While each of the pendants pictured at left stands on its own quite capably, they're shown here together because they were designed and executed simultaneously as part of an exercise that I was doing to come up with distinctive and graphically strong pieces that contained the same essential elements. Each piece is about the size of a quarter.
The piece at the top left was actually inspired by my own star--people seemed to really like it, but I wasn't going to be selling people a piece of jewelry whose central design was my mark. I'm not Louis Vuitton yet. The way that the חי (chai) extends beyond the boundaries of the star itself is a pleasing use of negative space.
Taking that idea to the extreme, the piece below it at the bottom left uses the negative space within and in excess of the star's boundaries to show the outline of a hamsa. One of the things that I like about this design is that although graphically both shapes are very bold--the hamsa and the star "behind" it--the piece itself is actually very delicate. There's way more negative space than there is metal in the design, and when held in the hand the piece is practically etherial.
The piece at the top right takes the same two shapes and sharply reins in the enveloping negative space of the hamsa in the pendant described above. Here, the drama of the piece is partly in the relatively vast expanse of plain, undecorated silver in the star. The offset of the tiny hamsa in it was inspired by an unusual Japanese mon (family crest) from the Heian period which features a suhama (circle-based) shape with a tiny hanabishi (flower diamond) shape offset to the right edge. I thought it would be interesting to do something similar with common Judaic motifs.
The hamsa at the bottom right was an answer of sorts to the previous three, which had all used negative space to create the shape within the shape.

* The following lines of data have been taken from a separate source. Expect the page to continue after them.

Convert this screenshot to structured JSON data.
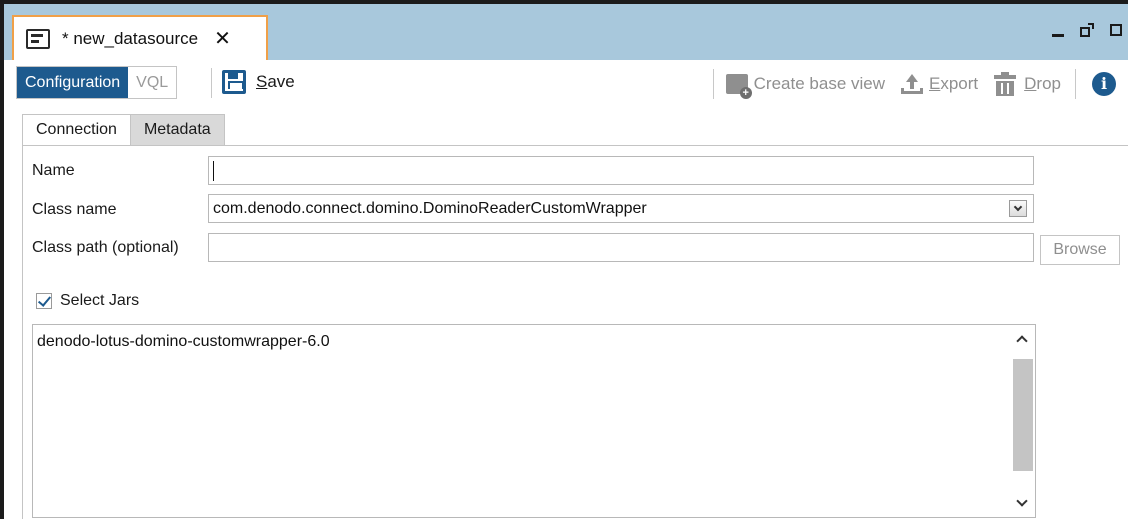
{
  "window": {
    "tab_title": "* new_datasource",
    "close_glyph": "✕"
  },
  "toolbar": {
    "mode_active": "Configuration",
    "mode_inactive": "VQL",
    "save_label": "Save",
    "create_base_view_label": "Create base view",
    "export_label": "Export",
    "drop_label": "Drop",
    "info_glyph": "i"
  },
  "tabs": [
    {
      "label": "Connection",
      "active": true
    },
    {
      "label": "Metadata",
      "active": false
    }
  ],
  "form": {
    "name_label": "Name",
    "name_value": "",
    "class_name_label": "Class name",
    "class_name_value": "com.denodo.connect.domino.DominoReaderCustomWrapper",
    "class_path_label": "Class path (optional)",
    "class_path_value": "",
    "browse_label": "Browse",
    "select_jars_label": "Select Jars",
    "select_jars_checked": true,
    "jars": [
      "denodo-lotus-domino-customwrapper-6.0"
    ]
  },
  "colors": {
    "accent": "#1d5a8e",
    "titlebar": "#a8c8dc",
    "tab_border": "#f0a048",
    "disabled_text": "#8f8f8f"
  },
  "icons": {
    "tab": "window-icon",
    "save": "floppy-disk-icon",
    "create_base_view": "table-add-icon",
    "export": "upload-icon",
    "drop": "trash-icon",
    "info": "info-circle-icon"
  }
}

I used the same font that I used in the star/chai at the top left, and set it inside the outline of a hamsa which had been empty in the two previous designs.